» Task requirements
Answer with only the number of lines below where "Ngọc" appears.

Dataset rows for apps and sites
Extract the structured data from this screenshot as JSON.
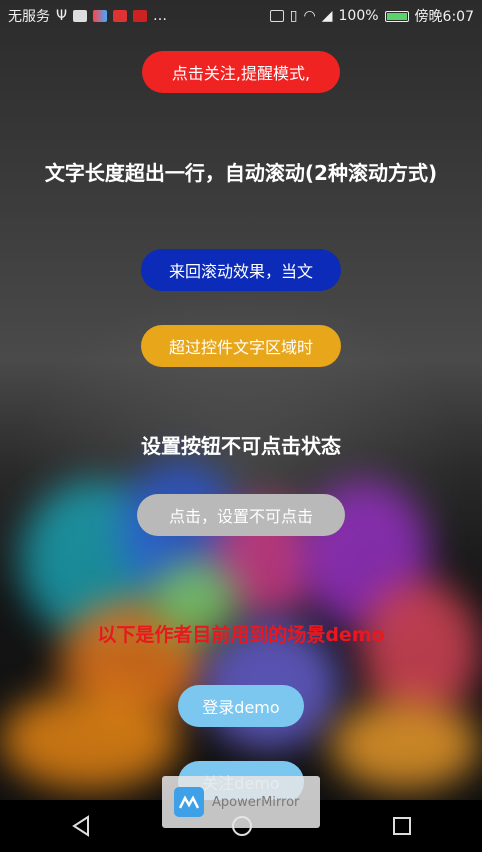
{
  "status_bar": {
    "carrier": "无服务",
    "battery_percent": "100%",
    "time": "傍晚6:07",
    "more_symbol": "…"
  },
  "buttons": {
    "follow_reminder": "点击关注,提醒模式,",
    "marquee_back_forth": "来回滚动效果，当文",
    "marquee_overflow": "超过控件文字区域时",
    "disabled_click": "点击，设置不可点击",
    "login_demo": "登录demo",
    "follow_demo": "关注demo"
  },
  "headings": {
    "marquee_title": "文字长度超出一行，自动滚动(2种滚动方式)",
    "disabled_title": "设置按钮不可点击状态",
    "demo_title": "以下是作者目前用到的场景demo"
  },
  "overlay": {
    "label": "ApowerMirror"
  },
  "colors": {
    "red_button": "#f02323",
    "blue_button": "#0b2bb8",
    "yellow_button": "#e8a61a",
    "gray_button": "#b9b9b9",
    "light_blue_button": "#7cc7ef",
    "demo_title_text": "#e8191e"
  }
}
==
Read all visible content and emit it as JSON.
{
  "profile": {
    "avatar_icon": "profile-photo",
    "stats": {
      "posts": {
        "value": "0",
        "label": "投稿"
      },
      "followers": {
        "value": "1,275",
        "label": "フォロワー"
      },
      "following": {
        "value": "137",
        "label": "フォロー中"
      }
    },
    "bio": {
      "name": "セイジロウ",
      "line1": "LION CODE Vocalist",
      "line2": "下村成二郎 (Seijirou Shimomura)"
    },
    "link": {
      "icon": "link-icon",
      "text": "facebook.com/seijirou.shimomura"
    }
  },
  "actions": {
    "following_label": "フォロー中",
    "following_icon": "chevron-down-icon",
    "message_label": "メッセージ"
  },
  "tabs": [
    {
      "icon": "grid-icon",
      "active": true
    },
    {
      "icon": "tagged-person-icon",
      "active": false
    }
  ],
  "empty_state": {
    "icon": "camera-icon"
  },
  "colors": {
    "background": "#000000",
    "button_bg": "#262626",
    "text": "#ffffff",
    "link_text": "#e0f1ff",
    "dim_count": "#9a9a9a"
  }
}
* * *
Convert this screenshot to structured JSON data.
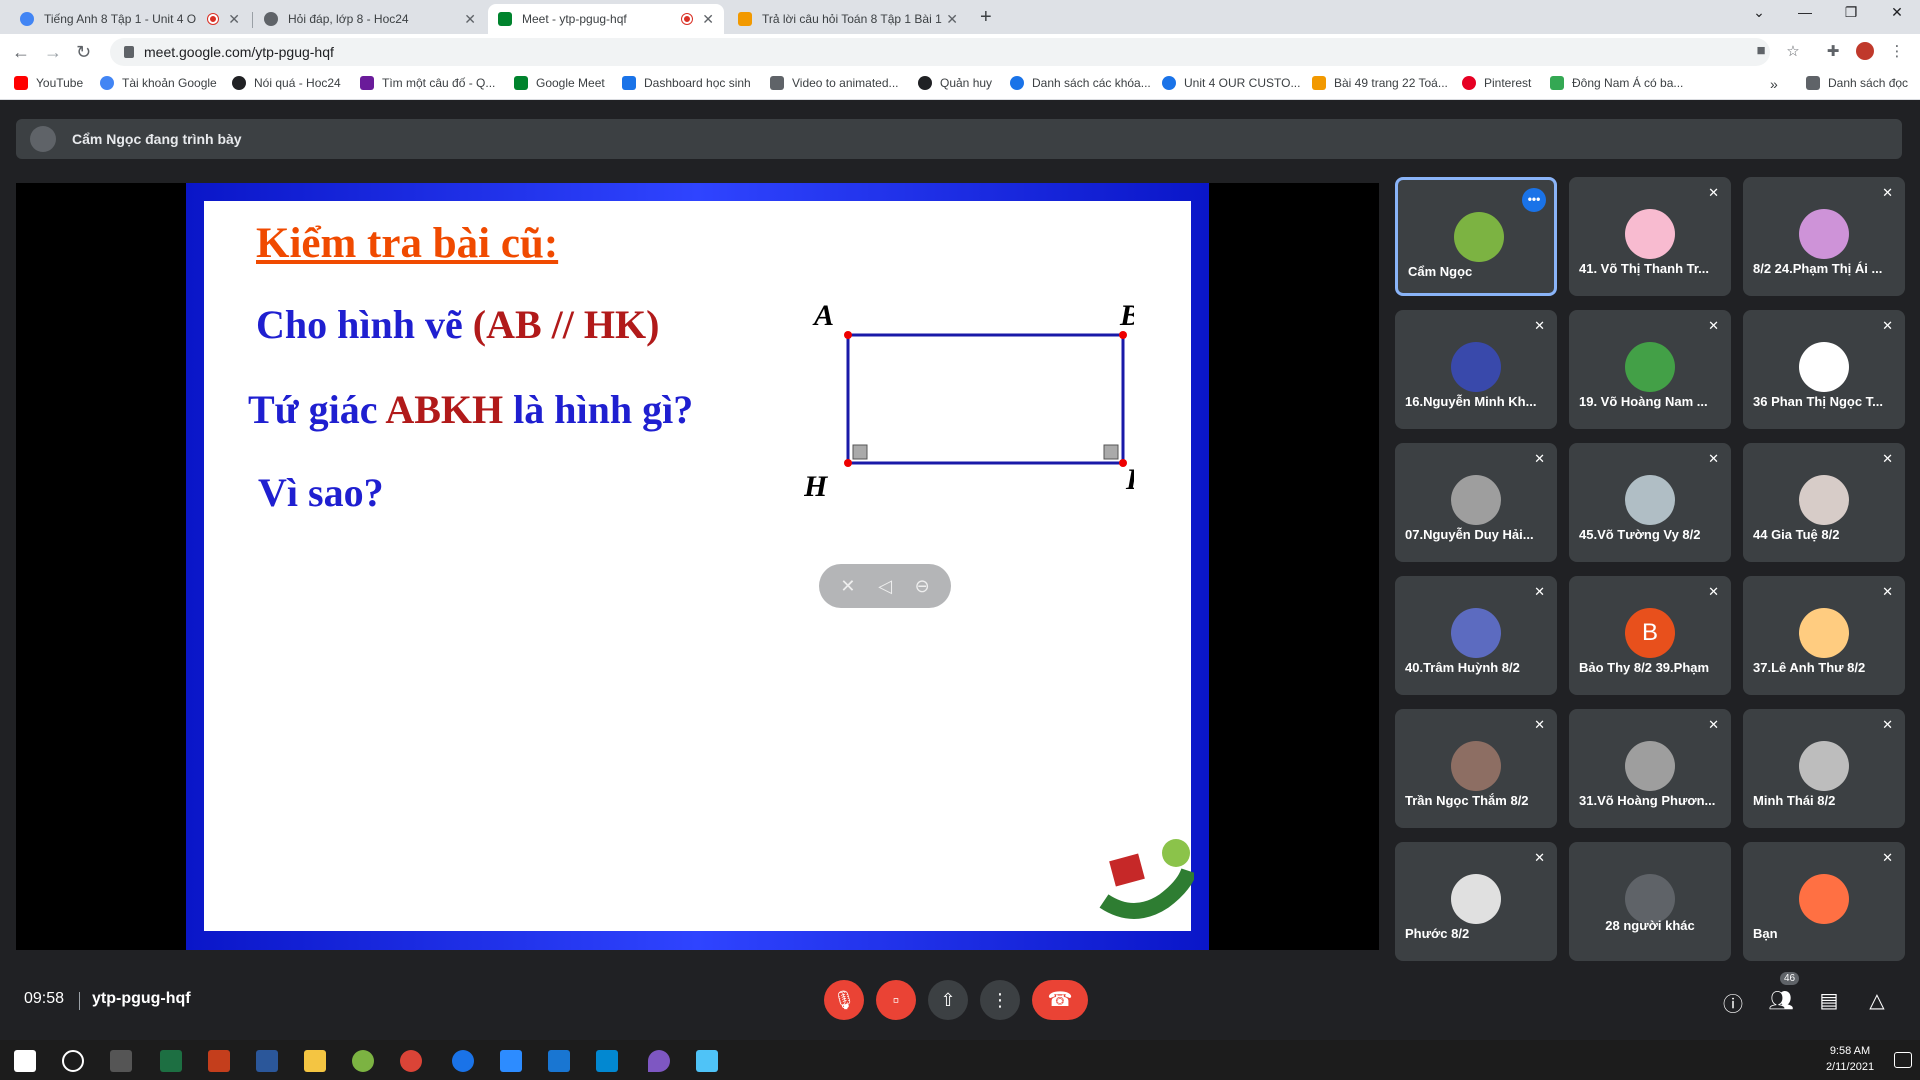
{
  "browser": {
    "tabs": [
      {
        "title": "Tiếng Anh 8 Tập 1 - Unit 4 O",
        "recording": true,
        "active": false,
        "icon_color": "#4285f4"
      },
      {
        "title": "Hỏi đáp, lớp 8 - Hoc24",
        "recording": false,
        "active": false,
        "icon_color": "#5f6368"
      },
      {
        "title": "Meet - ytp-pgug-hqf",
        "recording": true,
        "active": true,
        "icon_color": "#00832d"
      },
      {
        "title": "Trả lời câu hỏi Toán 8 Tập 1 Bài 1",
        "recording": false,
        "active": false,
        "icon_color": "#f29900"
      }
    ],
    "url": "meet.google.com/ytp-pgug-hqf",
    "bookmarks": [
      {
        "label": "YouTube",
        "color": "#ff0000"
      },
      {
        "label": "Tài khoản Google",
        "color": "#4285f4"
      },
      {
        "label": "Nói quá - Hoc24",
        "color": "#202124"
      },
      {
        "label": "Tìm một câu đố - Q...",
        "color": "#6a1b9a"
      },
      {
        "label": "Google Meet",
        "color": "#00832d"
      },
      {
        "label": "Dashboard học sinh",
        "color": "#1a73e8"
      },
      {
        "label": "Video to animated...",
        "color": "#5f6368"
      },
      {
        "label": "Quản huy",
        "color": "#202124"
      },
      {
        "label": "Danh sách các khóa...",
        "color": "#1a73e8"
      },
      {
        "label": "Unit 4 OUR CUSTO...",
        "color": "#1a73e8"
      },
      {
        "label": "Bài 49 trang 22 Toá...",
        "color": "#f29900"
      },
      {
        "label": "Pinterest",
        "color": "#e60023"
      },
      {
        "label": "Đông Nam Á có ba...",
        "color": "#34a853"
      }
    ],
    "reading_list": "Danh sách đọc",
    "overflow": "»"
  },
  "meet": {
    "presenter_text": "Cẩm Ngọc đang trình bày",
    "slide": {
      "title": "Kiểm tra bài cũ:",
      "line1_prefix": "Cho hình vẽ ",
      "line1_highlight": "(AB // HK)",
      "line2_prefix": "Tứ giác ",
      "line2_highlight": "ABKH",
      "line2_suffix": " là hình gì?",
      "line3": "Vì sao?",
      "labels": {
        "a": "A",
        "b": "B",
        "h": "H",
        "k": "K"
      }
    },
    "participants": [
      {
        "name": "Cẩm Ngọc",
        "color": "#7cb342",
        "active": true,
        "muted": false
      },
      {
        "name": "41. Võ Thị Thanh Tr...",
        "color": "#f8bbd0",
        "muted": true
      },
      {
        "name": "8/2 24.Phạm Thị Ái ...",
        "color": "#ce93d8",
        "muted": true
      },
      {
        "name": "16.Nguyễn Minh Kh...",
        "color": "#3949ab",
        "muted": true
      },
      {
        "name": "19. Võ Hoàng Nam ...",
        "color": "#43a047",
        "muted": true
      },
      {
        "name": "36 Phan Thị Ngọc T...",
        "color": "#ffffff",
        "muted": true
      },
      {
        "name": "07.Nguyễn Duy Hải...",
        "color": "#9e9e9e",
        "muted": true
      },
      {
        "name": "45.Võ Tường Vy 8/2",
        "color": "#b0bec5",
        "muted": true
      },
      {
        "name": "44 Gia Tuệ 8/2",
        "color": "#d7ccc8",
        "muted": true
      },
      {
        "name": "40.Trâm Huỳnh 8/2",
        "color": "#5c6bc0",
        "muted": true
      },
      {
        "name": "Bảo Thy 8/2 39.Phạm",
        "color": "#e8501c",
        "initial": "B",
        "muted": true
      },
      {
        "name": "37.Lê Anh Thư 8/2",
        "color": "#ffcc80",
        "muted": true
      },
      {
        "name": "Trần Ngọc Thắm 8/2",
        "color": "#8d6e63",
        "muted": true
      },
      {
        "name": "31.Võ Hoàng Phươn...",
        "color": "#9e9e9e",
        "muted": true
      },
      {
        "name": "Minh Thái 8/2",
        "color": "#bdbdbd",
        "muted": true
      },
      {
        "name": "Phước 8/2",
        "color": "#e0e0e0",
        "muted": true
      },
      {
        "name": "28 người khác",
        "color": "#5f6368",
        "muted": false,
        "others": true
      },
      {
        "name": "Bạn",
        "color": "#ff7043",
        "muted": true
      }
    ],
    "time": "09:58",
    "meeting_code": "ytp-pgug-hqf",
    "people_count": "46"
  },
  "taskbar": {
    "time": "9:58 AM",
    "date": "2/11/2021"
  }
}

» Solution to the problem
4